MADDOX: Because you are conscious of your existence and actions. You are aware of yourself and your own ego.
PICARD: Commander Data, what are you doing now?
DATA: I am taking part in a legal hearing to determine my rights and status. Am I a person or property?
PICARD: And what's at stake?
DATA: My right to choose. Perhaps my very life.
PICARD: My rights. My status. My right to choose. My life. It seems reasonably self aware to me. Commander? I'm waiting.
MADDOX: This is exceedingly difficult.
PICARD: Do you like Commander Data?
MADDOX: I don't know it well enough to like or dislike it.
PICARD: But you admire him?
MADDOX: Oh yes, it's an extraordinary piece of
PICARD: Engineering and programming. Yes, you have said that. Commander, you have devoted your life to the study of cybernetics in general?
PICARD: And Commander Data in particular?
PICARD: And now you propose to dismantle him.
MADDOX: So that I can learn from it and construct more.
PICARD: How many more?
MADDOX: As many as are needed. Hundreds, thousands if necessary. There is no limit.
PICARD: A single Data, and forgive me, Commander, is a curiosity. A wonder, even. But thousands of Datas. Isn't that becoming a race? And won't we be judged by how we treat that race? Now, tell me, Commander, what is Data?
MADDOX: I don't understand.
PICARD: What is he?
MADDOX: A machine!
PICARD: Is he? Are you sure?
PICARD: You see, he's met two of your three criteria for sentience, so what if he meets the third. Consciousness in even the smallest degree. What is he then? I don't know. Do you? (to Riker) Do you? (to Phillipa) Do you? Well, that's the question you have to answer. Your Honour, the courtroom is a crucible. In it we burn away irrelevancies until we are left with a pure product, the truth for all time. Now, sooner or later, this man or others like him will succeed in replicating Commander Data. And the decision you reach here today will determine how we will regard this creation of our genius. It will reveal the kind of a people we are, what he is destined to be. It will reach far beyond this courtroom and this one android. It could significantly redefine the boundaries of personal liberty and freedom, expanding them for some, savagely curtailing them for others. Are you prepared to condemn him and all who come after him to servitude and slavery? Your Honour, Starfleet was founded to seek out new life. Well, there it sits. Waiting. You wanted a chance to make law. Well, here it is. Make a good one. (just...wonderfully written...awesome)

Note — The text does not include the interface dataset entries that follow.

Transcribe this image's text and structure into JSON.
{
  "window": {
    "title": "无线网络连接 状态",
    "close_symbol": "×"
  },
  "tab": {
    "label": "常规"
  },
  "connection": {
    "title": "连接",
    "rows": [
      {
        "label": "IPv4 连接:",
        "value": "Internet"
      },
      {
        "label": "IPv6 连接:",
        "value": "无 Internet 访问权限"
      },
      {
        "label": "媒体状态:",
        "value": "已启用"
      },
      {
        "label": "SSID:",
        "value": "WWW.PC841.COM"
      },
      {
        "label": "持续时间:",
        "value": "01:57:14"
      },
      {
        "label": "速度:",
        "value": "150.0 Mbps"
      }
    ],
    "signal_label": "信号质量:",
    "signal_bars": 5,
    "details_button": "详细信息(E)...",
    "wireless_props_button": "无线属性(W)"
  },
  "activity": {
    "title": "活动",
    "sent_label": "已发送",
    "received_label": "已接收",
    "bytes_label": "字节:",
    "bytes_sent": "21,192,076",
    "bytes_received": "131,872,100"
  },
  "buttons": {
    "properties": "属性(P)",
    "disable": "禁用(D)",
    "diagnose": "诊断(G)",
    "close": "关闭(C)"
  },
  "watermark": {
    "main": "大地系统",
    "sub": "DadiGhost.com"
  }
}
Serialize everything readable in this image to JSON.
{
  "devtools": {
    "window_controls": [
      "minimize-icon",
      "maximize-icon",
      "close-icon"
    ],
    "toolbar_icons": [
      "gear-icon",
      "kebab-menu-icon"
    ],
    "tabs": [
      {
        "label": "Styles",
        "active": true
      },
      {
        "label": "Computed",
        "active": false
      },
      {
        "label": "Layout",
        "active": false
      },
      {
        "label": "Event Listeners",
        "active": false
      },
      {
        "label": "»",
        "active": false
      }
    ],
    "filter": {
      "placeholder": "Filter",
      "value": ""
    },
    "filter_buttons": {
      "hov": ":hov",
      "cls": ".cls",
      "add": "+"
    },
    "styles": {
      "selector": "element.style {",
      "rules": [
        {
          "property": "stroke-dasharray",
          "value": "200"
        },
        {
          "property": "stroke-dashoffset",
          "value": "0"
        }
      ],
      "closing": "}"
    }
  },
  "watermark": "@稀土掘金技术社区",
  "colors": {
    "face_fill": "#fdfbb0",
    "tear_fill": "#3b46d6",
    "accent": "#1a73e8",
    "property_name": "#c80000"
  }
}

DATA: Sir, there is a celebration on the Holodeck.
RIKER: I have no right to be there.
DATA: Because you failed in your task?
RIKER: No, God, no. I came that close to winning, Data.
DATA: Yes, sir.
RIKER: I almost cost you your life!
DATA: Is it not true that had you refused to prosecute, Captain Louvois would have ruled summarily against me?
DATA: That action injured you, and saved me. I will not forget it.
RIKER: You're a wise man, my friend.
DATA: Not yet, sir. But with your help, I am learning. (what a great way to end this episode!)